> Instructions for the task: Lines containing the word "data" are the ones to copy from the records below.

[Collection entries]
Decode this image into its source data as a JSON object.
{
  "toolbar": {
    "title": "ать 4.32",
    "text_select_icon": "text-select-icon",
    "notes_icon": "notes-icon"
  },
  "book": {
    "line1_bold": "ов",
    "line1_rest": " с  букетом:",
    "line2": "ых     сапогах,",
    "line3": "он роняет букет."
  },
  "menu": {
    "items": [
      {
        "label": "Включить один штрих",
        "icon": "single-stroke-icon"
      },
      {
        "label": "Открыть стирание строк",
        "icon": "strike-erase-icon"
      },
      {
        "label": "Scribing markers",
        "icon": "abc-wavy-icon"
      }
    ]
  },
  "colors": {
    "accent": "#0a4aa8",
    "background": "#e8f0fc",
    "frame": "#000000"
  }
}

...

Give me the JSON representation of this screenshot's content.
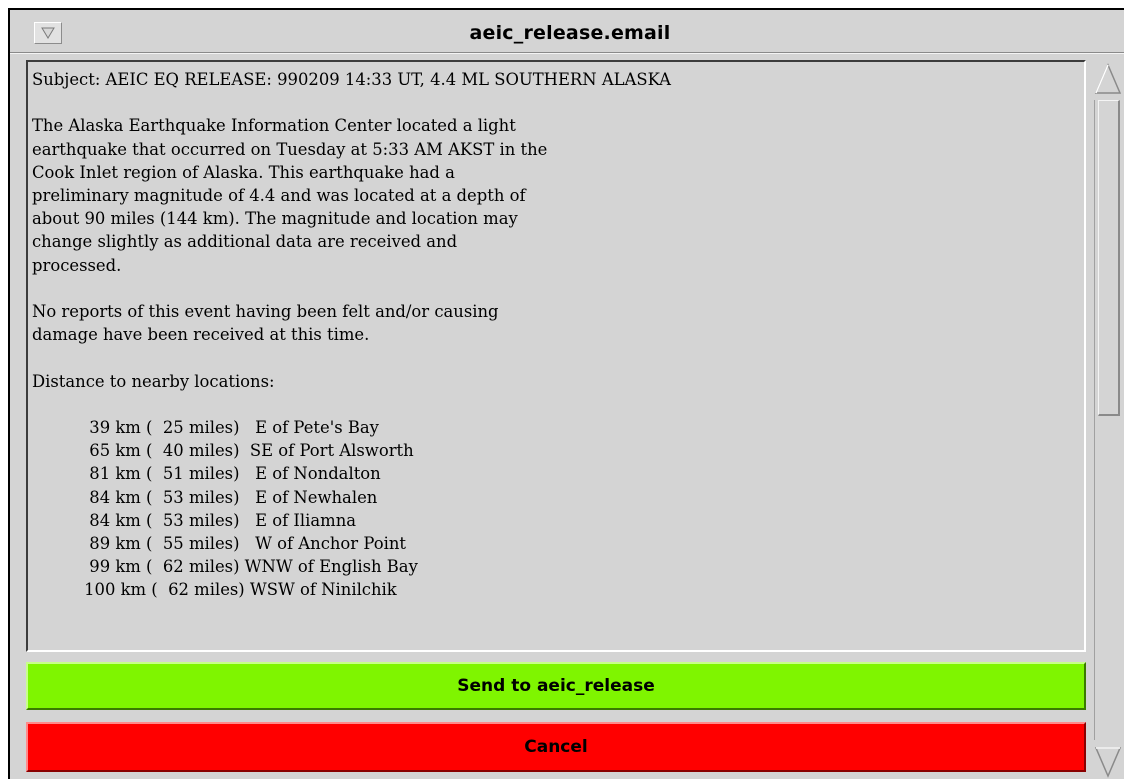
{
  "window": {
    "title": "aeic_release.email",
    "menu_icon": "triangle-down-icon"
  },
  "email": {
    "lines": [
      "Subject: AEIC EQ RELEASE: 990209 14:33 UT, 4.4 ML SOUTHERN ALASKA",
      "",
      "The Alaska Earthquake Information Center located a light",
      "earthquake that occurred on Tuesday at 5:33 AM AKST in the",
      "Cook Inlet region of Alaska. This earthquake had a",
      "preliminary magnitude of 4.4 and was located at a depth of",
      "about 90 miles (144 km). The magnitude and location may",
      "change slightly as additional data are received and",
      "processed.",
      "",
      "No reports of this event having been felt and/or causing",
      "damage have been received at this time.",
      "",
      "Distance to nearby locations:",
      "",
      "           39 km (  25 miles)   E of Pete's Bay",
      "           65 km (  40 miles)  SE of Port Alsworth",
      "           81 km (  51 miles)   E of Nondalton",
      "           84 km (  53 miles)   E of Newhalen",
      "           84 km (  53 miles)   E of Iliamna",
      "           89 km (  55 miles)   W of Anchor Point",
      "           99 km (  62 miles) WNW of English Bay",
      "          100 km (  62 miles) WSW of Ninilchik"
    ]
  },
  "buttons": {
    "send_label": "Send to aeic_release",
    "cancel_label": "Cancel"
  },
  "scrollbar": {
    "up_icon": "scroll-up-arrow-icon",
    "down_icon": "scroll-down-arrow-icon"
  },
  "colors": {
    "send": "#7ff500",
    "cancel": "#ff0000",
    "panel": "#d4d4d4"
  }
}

> Result:
Decode this image into its source data as a JSON object.
      "change slightly as additional data are received and",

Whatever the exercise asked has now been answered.